▶ _The problem_
Determine the count of lines in the data below that include the word "JSON", and give nothing besides it.

(Recorded data)
[Start of Attachment]

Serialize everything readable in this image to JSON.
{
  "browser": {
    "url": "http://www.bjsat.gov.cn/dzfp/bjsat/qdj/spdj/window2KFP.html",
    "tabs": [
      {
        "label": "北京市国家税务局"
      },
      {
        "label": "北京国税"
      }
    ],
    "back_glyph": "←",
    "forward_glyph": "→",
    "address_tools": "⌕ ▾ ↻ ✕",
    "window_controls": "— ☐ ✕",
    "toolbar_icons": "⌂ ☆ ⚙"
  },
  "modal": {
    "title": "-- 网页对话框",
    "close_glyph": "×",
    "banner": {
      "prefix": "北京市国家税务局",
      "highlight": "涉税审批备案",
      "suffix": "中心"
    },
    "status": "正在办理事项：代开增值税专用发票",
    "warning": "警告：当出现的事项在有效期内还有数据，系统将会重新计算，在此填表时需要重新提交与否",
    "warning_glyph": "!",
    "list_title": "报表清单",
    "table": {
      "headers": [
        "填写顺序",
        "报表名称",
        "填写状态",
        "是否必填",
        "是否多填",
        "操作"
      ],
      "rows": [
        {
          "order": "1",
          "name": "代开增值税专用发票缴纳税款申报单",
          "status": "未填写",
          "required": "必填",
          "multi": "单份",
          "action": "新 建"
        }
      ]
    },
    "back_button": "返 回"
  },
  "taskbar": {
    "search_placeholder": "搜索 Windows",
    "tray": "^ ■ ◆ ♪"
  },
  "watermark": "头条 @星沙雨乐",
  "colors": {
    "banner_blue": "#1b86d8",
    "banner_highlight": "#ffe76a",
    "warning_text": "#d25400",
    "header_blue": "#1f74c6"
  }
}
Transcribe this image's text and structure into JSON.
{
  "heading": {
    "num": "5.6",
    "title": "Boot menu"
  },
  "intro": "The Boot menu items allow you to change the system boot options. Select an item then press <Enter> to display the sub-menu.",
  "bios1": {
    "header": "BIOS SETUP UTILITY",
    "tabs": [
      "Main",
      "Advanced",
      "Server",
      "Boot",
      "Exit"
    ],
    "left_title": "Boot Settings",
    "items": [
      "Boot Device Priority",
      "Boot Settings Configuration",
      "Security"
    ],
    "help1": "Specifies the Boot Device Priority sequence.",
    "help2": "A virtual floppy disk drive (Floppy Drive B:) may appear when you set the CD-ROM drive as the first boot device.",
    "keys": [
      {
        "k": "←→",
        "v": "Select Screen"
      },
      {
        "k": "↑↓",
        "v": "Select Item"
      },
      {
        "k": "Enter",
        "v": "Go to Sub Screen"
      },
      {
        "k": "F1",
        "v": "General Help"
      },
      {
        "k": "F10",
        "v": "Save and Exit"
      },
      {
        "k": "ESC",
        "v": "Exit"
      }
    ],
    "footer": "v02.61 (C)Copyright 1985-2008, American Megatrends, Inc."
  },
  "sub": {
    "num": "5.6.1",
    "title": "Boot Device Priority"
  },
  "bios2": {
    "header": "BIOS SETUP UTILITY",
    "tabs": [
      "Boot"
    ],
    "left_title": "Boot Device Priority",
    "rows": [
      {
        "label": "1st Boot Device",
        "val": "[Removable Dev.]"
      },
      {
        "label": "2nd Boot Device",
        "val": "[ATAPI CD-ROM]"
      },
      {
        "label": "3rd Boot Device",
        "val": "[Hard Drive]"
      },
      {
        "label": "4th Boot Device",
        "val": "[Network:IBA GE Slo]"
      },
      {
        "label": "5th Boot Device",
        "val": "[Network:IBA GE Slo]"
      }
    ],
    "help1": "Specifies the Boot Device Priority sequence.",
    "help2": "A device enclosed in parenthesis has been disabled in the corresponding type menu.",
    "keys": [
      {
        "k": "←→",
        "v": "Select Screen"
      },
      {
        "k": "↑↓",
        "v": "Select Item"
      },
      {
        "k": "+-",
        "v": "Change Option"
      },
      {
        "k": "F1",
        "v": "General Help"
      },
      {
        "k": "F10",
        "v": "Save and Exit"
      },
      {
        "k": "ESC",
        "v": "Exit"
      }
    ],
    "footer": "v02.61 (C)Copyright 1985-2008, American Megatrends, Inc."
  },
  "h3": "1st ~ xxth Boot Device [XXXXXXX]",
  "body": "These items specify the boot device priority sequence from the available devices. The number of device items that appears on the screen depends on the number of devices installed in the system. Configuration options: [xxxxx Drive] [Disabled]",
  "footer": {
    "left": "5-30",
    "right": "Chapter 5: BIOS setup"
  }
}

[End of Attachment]
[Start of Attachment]

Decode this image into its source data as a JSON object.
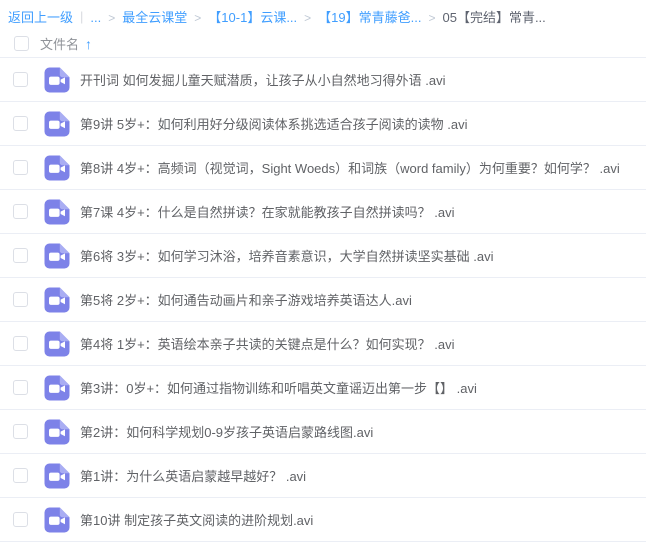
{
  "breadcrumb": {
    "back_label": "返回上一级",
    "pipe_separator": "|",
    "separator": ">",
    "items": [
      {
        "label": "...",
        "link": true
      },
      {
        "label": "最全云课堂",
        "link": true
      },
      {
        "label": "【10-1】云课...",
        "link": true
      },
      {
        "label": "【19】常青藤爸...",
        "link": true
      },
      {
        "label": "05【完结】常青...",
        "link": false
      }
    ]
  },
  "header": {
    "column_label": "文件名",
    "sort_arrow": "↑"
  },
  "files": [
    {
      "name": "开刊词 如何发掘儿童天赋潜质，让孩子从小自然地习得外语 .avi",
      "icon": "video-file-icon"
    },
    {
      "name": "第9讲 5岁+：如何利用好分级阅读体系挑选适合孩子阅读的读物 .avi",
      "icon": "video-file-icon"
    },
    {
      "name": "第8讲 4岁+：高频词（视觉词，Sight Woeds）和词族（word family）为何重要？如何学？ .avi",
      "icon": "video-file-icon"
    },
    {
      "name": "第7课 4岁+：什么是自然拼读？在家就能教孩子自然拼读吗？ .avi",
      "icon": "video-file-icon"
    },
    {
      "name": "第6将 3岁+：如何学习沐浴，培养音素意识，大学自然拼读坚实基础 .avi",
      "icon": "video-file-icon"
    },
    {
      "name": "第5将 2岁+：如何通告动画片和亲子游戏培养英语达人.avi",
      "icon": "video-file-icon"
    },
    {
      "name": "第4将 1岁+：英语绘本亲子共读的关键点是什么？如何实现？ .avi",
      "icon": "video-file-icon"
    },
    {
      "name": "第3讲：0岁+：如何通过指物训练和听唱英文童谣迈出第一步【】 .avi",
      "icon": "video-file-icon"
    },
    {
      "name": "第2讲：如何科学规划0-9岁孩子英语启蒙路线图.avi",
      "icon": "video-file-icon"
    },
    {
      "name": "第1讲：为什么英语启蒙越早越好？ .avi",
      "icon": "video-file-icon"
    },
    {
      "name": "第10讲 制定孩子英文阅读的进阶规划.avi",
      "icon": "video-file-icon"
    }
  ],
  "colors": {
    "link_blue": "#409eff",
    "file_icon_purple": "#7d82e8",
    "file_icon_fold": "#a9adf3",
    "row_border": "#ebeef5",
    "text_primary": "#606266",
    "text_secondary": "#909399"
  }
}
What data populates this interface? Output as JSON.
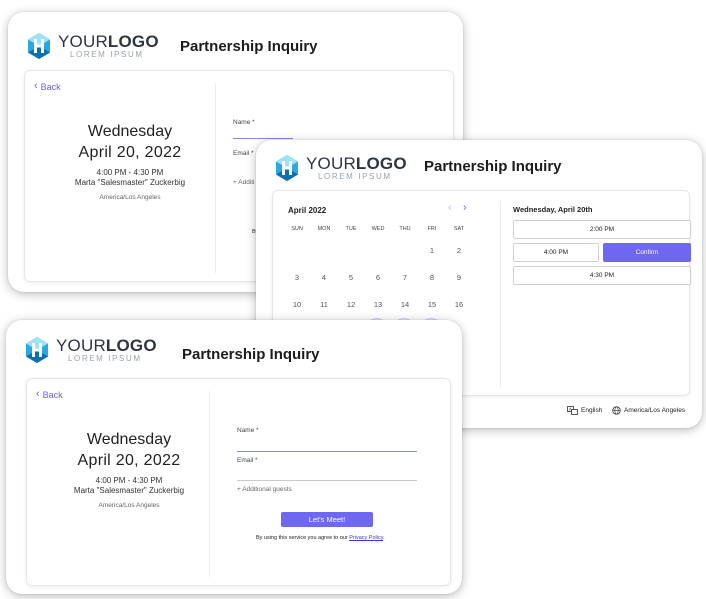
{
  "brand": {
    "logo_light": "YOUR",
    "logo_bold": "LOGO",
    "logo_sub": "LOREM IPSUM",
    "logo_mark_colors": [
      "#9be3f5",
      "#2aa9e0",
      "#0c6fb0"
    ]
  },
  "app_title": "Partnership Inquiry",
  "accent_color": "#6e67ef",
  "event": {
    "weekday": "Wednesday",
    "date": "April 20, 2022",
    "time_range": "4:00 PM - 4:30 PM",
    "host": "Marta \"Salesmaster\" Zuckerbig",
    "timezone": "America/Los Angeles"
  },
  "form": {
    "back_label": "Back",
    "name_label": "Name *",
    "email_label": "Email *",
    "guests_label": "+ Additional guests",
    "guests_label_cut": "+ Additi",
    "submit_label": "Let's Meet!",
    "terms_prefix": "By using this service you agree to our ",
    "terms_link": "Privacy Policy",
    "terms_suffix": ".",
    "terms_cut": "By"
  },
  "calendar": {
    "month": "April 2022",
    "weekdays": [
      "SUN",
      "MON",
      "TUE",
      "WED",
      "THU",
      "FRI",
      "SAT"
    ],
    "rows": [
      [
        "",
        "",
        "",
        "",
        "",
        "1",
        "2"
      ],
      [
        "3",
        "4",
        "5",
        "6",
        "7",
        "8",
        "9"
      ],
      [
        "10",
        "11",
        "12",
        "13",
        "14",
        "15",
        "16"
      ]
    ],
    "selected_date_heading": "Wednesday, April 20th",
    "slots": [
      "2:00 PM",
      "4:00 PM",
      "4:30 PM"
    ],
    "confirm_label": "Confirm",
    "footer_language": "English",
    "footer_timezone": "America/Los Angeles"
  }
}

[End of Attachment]

▶ _Expected answer_
4